There is a radio host in Senegal who pronounces the name of their capital city in a low, vocal-frying tone, ndakaaaaar. Now this is always how I hear it in my head, and it brings to mind the sensations of that city, too: hot sun stinging the skin and a welcome, briny sea wind; the sounds of hard work, of haulers, cloth tappers, merchants; snarls of traffic and slowly strolling city-dwellers.
I had very mixed feelings as I embarked on this trip in September. I had long planned to do fieldwork in Mali, a country I'd visited twice before, a place I care about and where I have friends. However, instability there since 2012 meant that I was looking for a backup project (and simultaneously developing a backup-backup project idea, too). I knew almost nobody in Senegal, spoke no Wolof, and though I knew it was a serious fashion hub I simply had little idea what I might find there that fit my research aims, which were still doggedly focused on Mande language speakers.

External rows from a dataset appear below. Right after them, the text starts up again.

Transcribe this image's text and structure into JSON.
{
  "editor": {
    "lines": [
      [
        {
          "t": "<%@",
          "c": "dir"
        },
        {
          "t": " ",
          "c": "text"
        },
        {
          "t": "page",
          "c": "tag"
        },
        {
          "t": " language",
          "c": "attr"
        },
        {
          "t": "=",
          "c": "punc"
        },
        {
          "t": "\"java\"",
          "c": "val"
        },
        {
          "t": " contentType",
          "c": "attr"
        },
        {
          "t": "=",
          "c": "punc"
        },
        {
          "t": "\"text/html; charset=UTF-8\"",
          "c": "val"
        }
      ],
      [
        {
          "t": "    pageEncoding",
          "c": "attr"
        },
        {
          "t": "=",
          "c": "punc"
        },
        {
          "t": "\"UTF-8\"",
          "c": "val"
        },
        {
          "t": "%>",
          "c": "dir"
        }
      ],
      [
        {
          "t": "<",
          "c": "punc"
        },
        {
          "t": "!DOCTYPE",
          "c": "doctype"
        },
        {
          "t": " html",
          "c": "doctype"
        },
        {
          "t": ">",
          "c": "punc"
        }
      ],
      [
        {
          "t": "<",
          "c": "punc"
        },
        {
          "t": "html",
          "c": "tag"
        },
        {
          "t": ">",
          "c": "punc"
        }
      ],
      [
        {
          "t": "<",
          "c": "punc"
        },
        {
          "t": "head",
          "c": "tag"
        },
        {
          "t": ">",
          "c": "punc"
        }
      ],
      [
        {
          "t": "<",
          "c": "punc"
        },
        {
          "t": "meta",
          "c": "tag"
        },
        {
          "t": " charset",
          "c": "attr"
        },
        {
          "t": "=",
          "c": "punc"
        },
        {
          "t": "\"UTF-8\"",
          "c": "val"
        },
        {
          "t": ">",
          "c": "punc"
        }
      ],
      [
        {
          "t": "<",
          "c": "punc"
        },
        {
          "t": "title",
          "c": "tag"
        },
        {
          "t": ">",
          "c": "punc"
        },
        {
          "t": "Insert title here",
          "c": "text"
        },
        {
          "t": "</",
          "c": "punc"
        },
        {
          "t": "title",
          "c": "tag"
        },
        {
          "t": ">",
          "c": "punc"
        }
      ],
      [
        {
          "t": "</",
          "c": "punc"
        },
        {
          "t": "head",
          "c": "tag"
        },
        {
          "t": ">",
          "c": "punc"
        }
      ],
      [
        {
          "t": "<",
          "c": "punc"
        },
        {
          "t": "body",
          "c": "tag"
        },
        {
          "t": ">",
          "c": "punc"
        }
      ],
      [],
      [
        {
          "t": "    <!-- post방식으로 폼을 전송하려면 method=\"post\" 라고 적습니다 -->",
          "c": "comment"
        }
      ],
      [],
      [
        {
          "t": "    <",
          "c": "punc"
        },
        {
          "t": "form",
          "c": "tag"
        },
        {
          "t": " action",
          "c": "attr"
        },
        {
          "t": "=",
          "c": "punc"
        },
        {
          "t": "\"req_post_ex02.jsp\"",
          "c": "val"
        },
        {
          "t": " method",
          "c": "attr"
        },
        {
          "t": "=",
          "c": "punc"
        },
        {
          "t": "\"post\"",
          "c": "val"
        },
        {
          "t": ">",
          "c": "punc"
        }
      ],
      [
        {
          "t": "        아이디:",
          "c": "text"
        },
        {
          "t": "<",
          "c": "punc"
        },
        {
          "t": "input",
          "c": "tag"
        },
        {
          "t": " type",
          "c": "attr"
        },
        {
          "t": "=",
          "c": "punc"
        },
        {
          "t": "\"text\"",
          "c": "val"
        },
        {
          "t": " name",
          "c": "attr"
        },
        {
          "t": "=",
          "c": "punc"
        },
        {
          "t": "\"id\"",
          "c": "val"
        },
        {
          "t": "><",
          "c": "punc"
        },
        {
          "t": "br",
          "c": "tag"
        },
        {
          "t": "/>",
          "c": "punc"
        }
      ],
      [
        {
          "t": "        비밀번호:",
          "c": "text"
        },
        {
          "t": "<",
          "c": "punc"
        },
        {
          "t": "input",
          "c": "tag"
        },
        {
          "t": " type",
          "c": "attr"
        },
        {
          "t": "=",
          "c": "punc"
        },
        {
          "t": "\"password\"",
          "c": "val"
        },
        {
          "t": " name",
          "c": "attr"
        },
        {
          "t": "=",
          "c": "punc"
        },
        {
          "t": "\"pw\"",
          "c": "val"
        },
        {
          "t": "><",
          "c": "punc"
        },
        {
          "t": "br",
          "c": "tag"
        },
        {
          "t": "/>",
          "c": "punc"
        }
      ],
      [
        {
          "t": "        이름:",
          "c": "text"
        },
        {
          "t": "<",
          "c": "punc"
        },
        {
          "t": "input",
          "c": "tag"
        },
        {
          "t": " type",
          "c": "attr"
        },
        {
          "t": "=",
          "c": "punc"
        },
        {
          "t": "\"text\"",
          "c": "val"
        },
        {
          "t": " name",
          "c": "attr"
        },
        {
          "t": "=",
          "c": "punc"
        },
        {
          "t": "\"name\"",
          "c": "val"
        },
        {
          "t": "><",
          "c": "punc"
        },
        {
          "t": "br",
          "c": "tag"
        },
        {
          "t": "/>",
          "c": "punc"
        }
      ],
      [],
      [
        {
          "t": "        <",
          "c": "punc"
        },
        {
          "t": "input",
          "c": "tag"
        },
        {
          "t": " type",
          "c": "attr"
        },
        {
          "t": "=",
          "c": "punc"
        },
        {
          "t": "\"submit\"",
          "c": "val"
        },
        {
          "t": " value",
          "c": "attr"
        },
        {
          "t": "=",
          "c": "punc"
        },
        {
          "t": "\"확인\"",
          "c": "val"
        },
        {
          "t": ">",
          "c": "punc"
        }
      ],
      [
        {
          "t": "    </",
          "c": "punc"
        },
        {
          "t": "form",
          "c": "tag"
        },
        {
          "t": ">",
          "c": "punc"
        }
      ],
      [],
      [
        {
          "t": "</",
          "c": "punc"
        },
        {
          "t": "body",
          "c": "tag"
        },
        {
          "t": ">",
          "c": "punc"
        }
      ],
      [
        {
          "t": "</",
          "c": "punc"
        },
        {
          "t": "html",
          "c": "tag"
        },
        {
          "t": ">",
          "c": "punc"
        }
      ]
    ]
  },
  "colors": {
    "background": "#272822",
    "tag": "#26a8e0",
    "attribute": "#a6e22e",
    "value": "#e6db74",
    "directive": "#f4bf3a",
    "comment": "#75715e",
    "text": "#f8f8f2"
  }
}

Then, on one of my first days in town, I was visiting with the family of my Bamana instructor, a Malian and his spouse, a Senegalese-with-a-Malian-grandmother. I met them to ride together from downtown to their home, and at Aoua’s (name changed) workplace, she came out with an enormous blue sack to be loaded in their car. It turns out this was a bundle of cloth she had ordered directly from a cloth dyer in Bamako, selecting the colors and “modèles” (pattern options) over a free messaging app. The order was delivered some weeks later by someone who traveled by bus with several such bundles. That evening after supper, Aoua’s sister came over, and with their bonne they went through the order in the courtyard, lifting out the cloths, discussing how they’d be worn, whom they might be given to as gifts. This direct order meant, for Aoua, that she had a better assurance of the quality of the work and that she had access to new modèles that were not available in the markets of Dakar.
So there I was.
A little later I made it to the well-known Marché Malien, a market just opposite the semi-defunct station at the terminus of the Dakar-Bamako railway (the railway itself is something of legend and was at one time a major economic link). I was initially discouraged because the market building was vacant and partly knocked down! But with some poking around I learned that the Malian (and ‘malian’) merchants had decamped to at least three locations in downtown Dakar. In time I met some traveling merchants who come and go, and others from Mali, Guinea, Niger, and Burkina Faso who have chosen to make a life in a Dakar.
I also got to know a cloth dyer who leads a cooperative of teinturières in Guediawaye, a swampy suburb of Dakar. A Soninke man raised in Senegal but with Malian roots, several years ago this dyer embarked on a journey to learn more about the natural and traditional dye resources of the region, which have been totally supplanted by “chimique,” imported chemical dyes with insidious environmental costs, in the city.
Finally, I was also able to shadow some consumers when they shopped for cloth and met with their tailors, and I was impressed by the speed and subtlety of their judgments about quality and what they liked. I enjoyed getting to know some of this city’s many markets. And of course I tried acquiring some outfits myself. Participant observation, you know.I also got to know a cloth dyer who leads a cooperative of teinturières in Guediawaye, a swampy suburb of Dakar. A Soninke man raised in Senegal but with Malian roots, several years ago this dyer embarked on a journey to learn more about the natural and traditional dye resources of the region, which have been totally supplanted by “chimique,” imported chemical dyes with insidious environmental costs, in the city.